Stocks closed sharply lower, led by a late selloff of financial shares.
The drop shortly before the close came as a massive equity offering by Bank of Americaspurred concerns that other banks could sell new shares and dilute the equity of existing shareholders.
Bank of America announced late Wednesday that it will pay back the $45 billion it took in TARP funds, which the equity offering will help provide.
A continued decline in weekly jobless claims help brighten hopes that the decline in the economy was abating—but surprisingly weak retail sales numbers and a services index reading that indicated unexpected contraction in the industry tempered the enthusiasm.
Investors weighed the economic news against ramifications from one of the biggest media deals: The NBC Universal/Comcast deal became official ahead of the open, giving Comcast a 51 percent stake in NBCU (the parent of CNBC.com), while GE would retain a 49 percent stake.
American Express and Travelers led the bluechip losers.
On the economy, the government said 457,000 jobless claims were filed last week, coinciding with a monthly productivity gain of 8.1 percent that was a bit soft against expectations.
The Institute for Supply Management checked in with a reading of 47.1, falling below the 50 number that indicates expansion and surprising analysts who thought the economy would continue to register modest gains.
Some dismal news from retailers also weighed on Wall Street.

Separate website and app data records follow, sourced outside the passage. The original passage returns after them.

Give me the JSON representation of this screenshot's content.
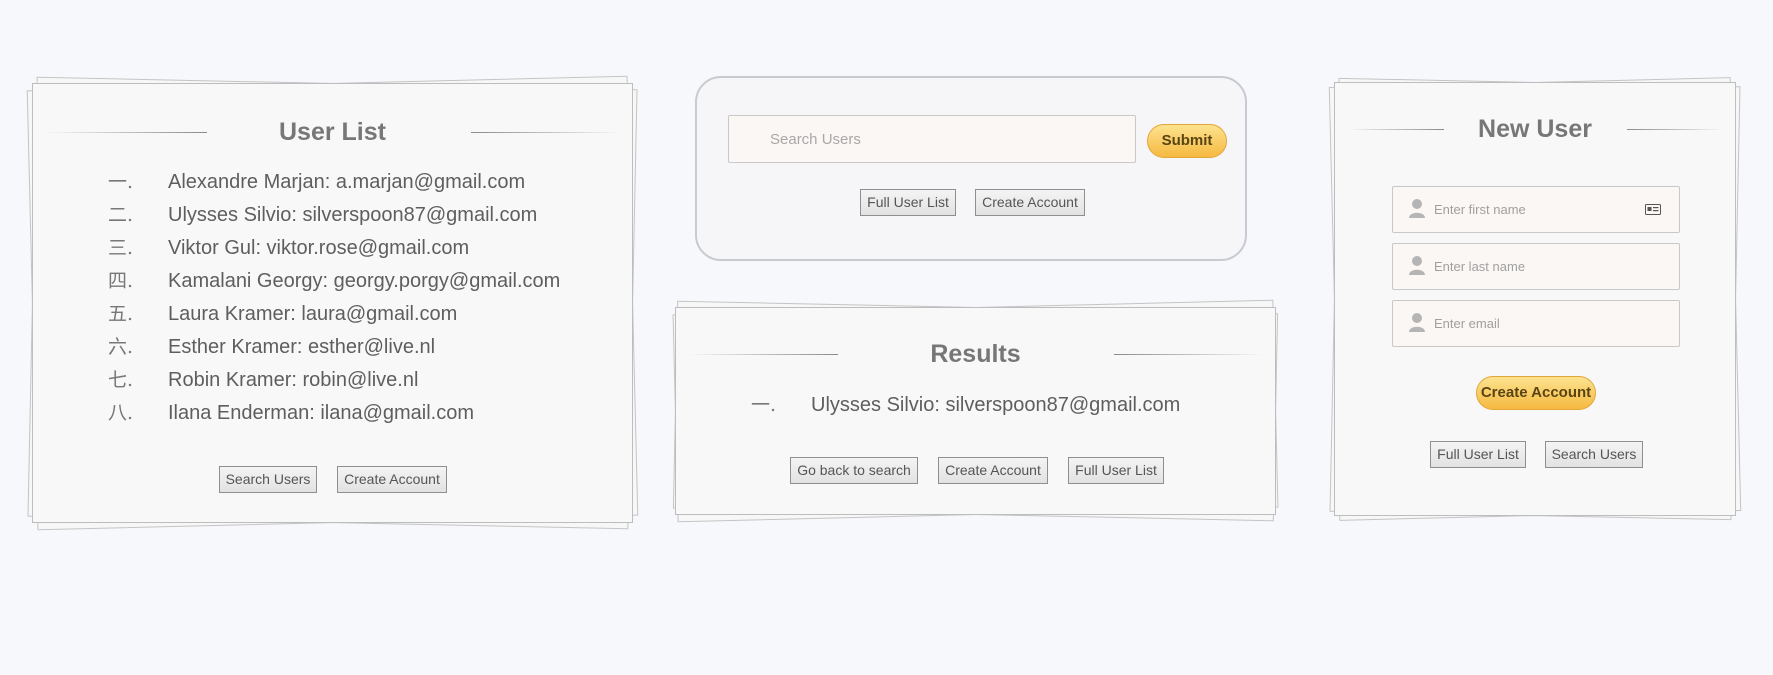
{
  "user_list": {
    "title": "User List",
    "items": [
      {
        "num": "一.",
        "text": "Alexandre Marjan: a.marjan@gmail.com"
      },
      {
        "num": "二.",
        "text": "Ulysses Silvio: silverspoon87@gmail.com"
      },
      {
        "num": "三.",
        "text": "Viktor Gul: viktor.rose@gmail.com"
      },
      {
        "num": "四.",
        "text": "Kamalani Georgy: georgy.porgy@gmail.com"
      },
      {
        "num": "五.",
        "text": "Laura Kramer: laura@gmail.com"
      },
      {
        "num": "六.",
        "text": "Esther Kramer: esther@live.nl"
      },
      {
        "num": "七.",
        "text": "Robin Kramer: robin@live.nl"
      },
      {
        "num": "八.",
        "text": "Ilana Enderman: ilana@gmail.com"
      }
    ],
    "buttons": {
      "search_users": "Search Users",
      "create_account": "Create Account"
    }
  },
  "search": {
    "placeholder": "Search Users",
    "submit_label": "Submit",
    "buttons": {
      "full_user_list": "Full User List",
      "create_account": "Create Account"
    }
  },
  "results": {
    "title": "Results",
    "items": [
      {
        "num": "一.",
        "text": "Ulysses Silvio: silverspoon87@gmail.com"
      }
    ],
    "buttons": {
      "go_back": "Go back to search",
      "create_account": "Create Account",
      "full_user_list": "Full User List"
    }
  },
  "new_user": {
    "title": "New User",
    "first_name_placeholder": "Enter first name",
    "last_name_placeholder": "Enter last name",
    "email_placeholder": "Enter email",
    "create_label": "Create Account",
    "buttons": {
      "full_user_list": "Full User List",
      "search_users": "Search Users"
    }
  }
}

Macy's served as a bellwether for the group and reported that it missed November sales numbers for stores open at least a year. Sales fell 6.1 percent for the month and other retailers appeared ready to follow suit.
Macy's shares fell more than 2 percent while the SPDR Retail ETF, which tracks the industry's leaders, was off 1 percent.

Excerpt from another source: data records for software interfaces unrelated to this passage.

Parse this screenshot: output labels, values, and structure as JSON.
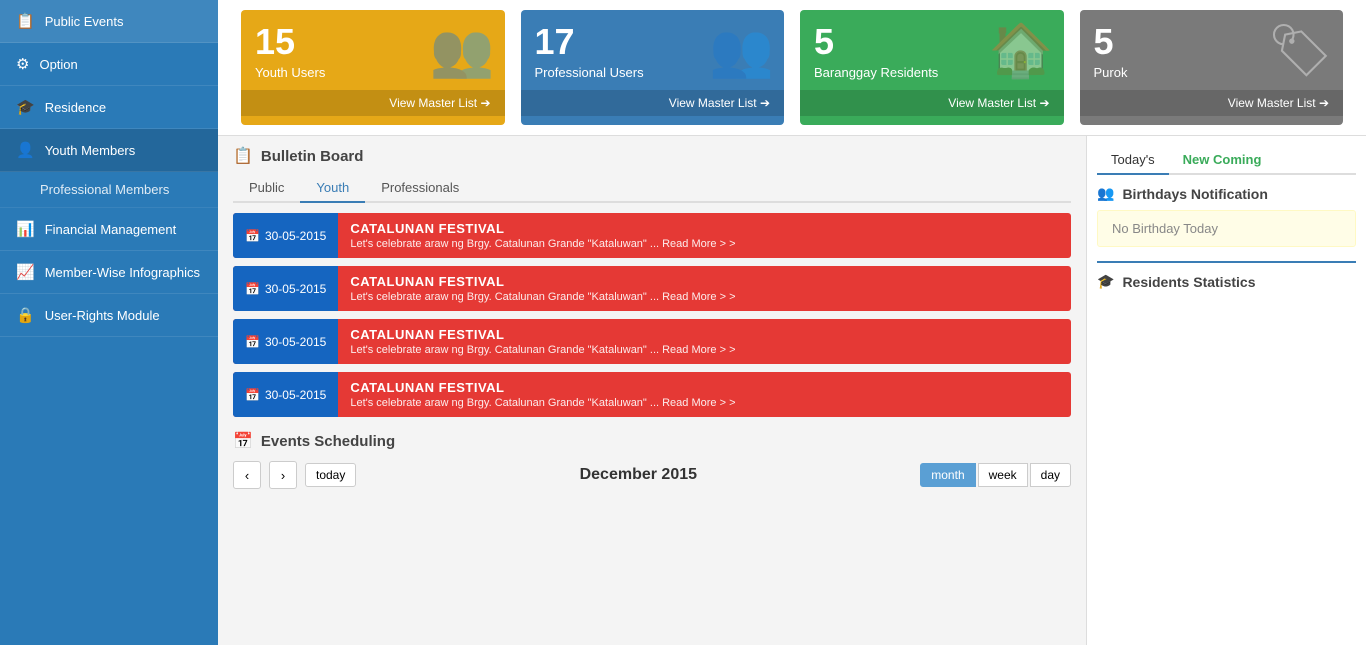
{
  "sidebar": {
    "items": [
      {
        "label": "Public Events",
        "icon": "📋",
        "id": "public-events"
      },
      {
        "label": "Option",
        "icon": "⚙",
        "id": "option"
      },
      {
        "label": "Residence",
        "icon": "🎓",
        "id": "residence"
      },
      {
        "label": "Youth Members",
        "icon": "👤",
        "id": "youth-members"
      },
      {
        "label": "Professional Members",
        "icon": "",
        "id": "professional-members",
        "sub": true
      },
      {
        "label": "Financial Management",
        "icon": "📊",
        "id": "financial-management"
      },
      {
        "label": "Member-Wise Infographics",
        "icon": "📈",
        "id": "member-infographics"
      },
      {
        "label": "User-Rights Module",
        "icon": "🔒",
        "id": "user-rights"
      }
    ]
  },
  "stats": [
    {
      "id": "youth-users",
      "number": "15",
      "label": "Youth Users",
      "footer": "View Master List ➔",
      "color": "card-orange",
      "icon": "👥"
    },
    {
      "id": "professional-users",
      "number": "17",
      "label": "Professional Users",
      "footer": "View Master List ➔",
      "color": "card-blue",
      "icon": "👥"
    },
    {
      "id": "baranggay-residents",
      "number": "5",
      "label": "Baranggay Residents",
      "footer": "View Master List ➔",
      "color": "card-green",
      "icon": "🏠"
    },
    {
      "id": "purok",
      "number": "5",
      "label": "Purok",
      "footer": "View Master List ➔",
      "color": "card-gray",
      "icon": "🏷"
    }
  ],
  "bulletin": {
    "title": "Bulletin Board",
    "tabs": [
      "Public",
      "Youth",
      "Professionals"
    ],
    "active_tab": "Youth",
    "items": [
      {
        "date": "30-05-2015",
        "title": "CATALUNAN FESTIVAL",
        "desc": "Let's celebrate araw ng Brgy. Catalunan Grande \"Kataluwan\" ... Read More > >"
      },
      {
        "date": "30-05-2015",
        "title": "CATALUNAN FESTIVAL",
        "desc": "Let's celebrate araw ng Brgy. Catalunan Grande \"Kataluwan\" ... Read More > >"
      },
      {
        "date": "30-05-2015",
        "title": "CATALUNAN FESTIVAL",
        "desc": "Let's celebrate araw ng Brgy. Catalunan Grande \"Kataluwan\" ... Read More > >"
      },
      {
        "date": "30-05-2015",
        "title": "CATALUNAN FESTIVAL",
        "desc": "Let's celebrate araw ng Brgy. Catalunan Grande \"Kataluwan\" ... Read More > >"
      }
    ]
  },
  "events": {
    "title": "Events Scheduling",
    "month_label": "December 2015",
    "views": [
      "month",
      "week",
      "day"
    ],
    "active_view": "month",
    "today_label": "today"
  },
  "right_panel": {
    "birthday_tabs": [
      "Today's",
      "New Coming"
    ],
    "active_tab": "Today's",
    "birthday_title": "Birthdays Notification",
    "no_birthday_text": "No Birthday Today",
    "residents_stats_title": "Residents Statistics"
  }
}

Technology stocks were leading the market, with Comcast keeping the Nasdaq in positive territory.
The S&P lagged in part because consumer-related stocks compose nearly 20 percent of the barometer. Family Dollar was the biggest percentage loser on the S&P after posting disappointing same-store sales figures.
Energy stocks also were weaker as oil prices wavered around breakeven. ExxonMobil was off nearly 1 percent as was the SPDR Energy ETF .

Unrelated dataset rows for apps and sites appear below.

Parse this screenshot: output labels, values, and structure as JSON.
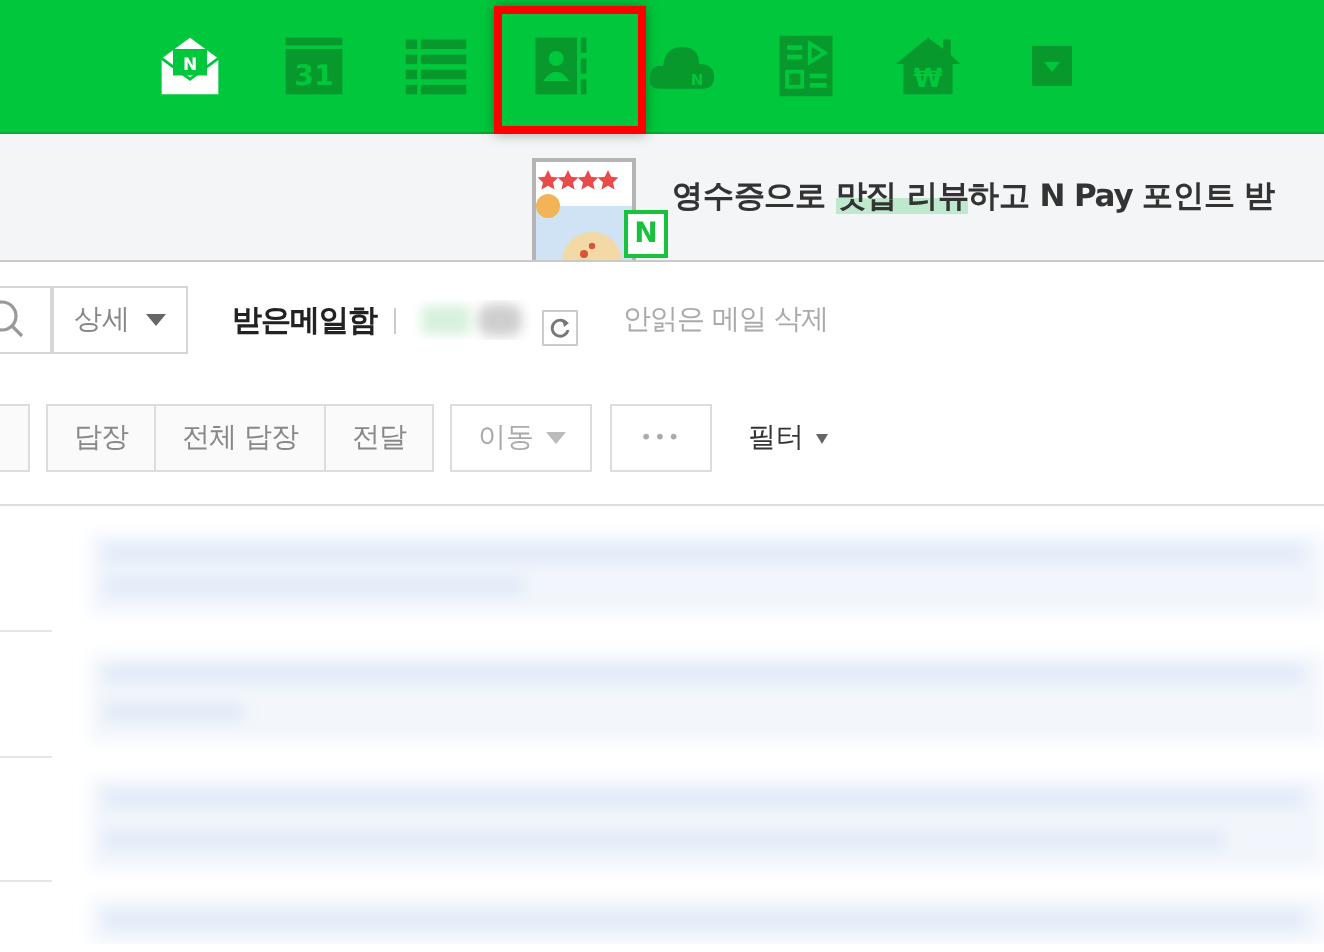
{
  "app_bar": {
    "items": [
      {
        "kind": "mail",
        "glyph": "N",
        "selected": true,
        "highlighted": false
      },
      {
        "kind": "calendar",
        "glyph": "31",
        "selected": false,
        "highlighted": false
      },
      {
        "kind": "list",
        "selected": false,
        "highlighted": false
      },
      {
        "kind": "contacts",
        "selected": false,
        "highlighted": true
      },
      {
        "kind": "cloud",
        "glyph": "N",
        "selected": false,
        "highlighted": false
      },
      {
        "kind": "memo",
        "selected": false,
        "highlighted": false
      },
      {
        "kind": "household",
        "glyph": "₩",
        "selected": false,
        "highlighted": false
      },
      {
        "kind": "more",
        "selected": false,
        "highlighted": false
      }
    ]
  },
  "banner": {
    "text_before": "영수증으로 ",
    "highlight": "맛집 리뷰",
    "text_after": "하고 N Pay 포인트 받",
    "badge": "N"
  },
  "toolbar": {
    "detail_button": "상세",
    "mailbox_title": "받은메일함",
    "delete_unread": "안읽은 메일 삭제"
  },
  "actions": {
    "reply_group": [
      "답장",
      "전체 답장",
      "전달"
    ],
    "move_button": "이동",
    "more_button": "•••",
    "filter_button": "필터"
  }
}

Home builder stocks were weaker after Toll Brothers said it lost $111.4 million in its fiscal fourth quarter, even though the company said it saw signs of improvement in the market.
Land manager Weyerhaeuser saw its shares leap after Credit Suisse raised the Federal Way, Wash.-based company to neutral from underperform.
Toyota Motors registered a sharp gain as fears eased that Japan would intervene on currency and drive value of the yen higher. The move would have hit major exporters such as Toyota.
Mortgage rates fell to a record low 4.71 percent, Fannie Mae said.
Across the Atlantic, the European Central Bank kept rates at a record low of 1 percent as expected. But the ECB said it would begin unwinding some of the measures it used to prop up the economy during the global financial crisis.
The White House holds its "jobs forum," with numerous corporate leaders in attendance, in an event likely to produce many headlines.
The House will vote on permanent changes to the estate tax. The proposed changes would permanently tax estates at 45 percent with an exemption for the first $3.5 million.
Across other markets, prices on Treasurys were down though off their lows for the day, particularly on the short end of the yield curve. Oil fell toward $76 a barrel before stabilizing as the dollar slipped against the euro.
Market breadth was narrowly positive on light volume, as about 745 million shares changed hands approaching with an hour of trading left on the New York Stock Exchange.